[Saved data entries]
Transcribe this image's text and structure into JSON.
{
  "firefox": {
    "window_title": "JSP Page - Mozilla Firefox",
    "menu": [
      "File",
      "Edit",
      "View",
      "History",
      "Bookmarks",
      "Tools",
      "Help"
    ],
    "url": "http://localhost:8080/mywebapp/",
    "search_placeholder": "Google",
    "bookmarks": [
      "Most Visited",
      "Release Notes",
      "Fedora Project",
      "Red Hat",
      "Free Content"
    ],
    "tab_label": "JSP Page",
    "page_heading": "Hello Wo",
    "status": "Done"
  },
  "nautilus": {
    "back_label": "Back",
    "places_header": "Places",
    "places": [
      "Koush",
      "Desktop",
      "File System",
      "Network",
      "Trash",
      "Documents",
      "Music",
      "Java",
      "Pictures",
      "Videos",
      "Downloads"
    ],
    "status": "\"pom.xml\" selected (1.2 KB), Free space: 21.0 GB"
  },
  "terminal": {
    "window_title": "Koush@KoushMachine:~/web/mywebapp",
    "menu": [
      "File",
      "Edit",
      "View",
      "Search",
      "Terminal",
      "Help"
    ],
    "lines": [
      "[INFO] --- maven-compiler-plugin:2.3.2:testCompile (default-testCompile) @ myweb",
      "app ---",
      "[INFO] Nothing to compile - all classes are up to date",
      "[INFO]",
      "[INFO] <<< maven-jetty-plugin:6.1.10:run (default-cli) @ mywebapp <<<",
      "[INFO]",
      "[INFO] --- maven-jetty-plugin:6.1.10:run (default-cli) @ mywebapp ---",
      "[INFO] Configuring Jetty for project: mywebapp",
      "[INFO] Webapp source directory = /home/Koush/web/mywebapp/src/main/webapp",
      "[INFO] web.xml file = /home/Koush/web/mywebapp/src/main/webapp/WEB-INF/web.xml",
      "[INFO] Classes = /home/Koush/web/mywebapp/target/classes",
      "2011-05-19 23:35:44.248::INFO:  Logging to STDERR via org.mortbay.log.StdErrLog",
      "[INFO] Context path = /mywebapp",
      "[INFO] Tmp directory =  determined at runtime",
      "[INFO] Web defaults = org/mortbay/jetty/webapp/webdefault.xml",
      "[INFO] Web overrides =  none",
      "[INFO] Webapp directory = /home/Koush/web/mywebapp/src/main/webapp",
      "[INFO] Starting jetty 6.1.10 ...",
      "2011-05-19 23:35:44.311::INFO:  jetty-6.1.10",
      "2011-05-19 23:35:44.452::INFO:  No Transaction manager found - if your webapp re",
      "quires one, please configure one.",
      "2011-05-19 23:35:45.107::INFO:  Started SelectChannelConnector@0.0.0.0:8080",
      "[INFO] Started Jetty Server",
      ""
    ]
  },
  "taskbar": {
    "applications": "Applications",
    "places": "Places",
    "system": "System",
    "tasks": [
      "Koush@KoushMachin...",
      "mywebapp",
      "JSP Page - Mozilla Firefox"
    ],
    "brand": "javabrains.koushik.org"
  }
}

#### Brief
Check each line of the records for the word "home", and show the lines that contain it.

#### Expected answer
      "[INFO] Webapp source directory = /home/Koush/web/mywebapp/src/main/webapp",
      "[INFO] web.xml file = /home/Koush/web/mywebapp/src/main/webapp/WEB-INF/web.xml",
      "[INFO] Classes = /home/Koush/web/mywebapp/target/classes",
      "[INFO] Webapp directory = /home/Koush/web/mywebapp/src/main/webapp",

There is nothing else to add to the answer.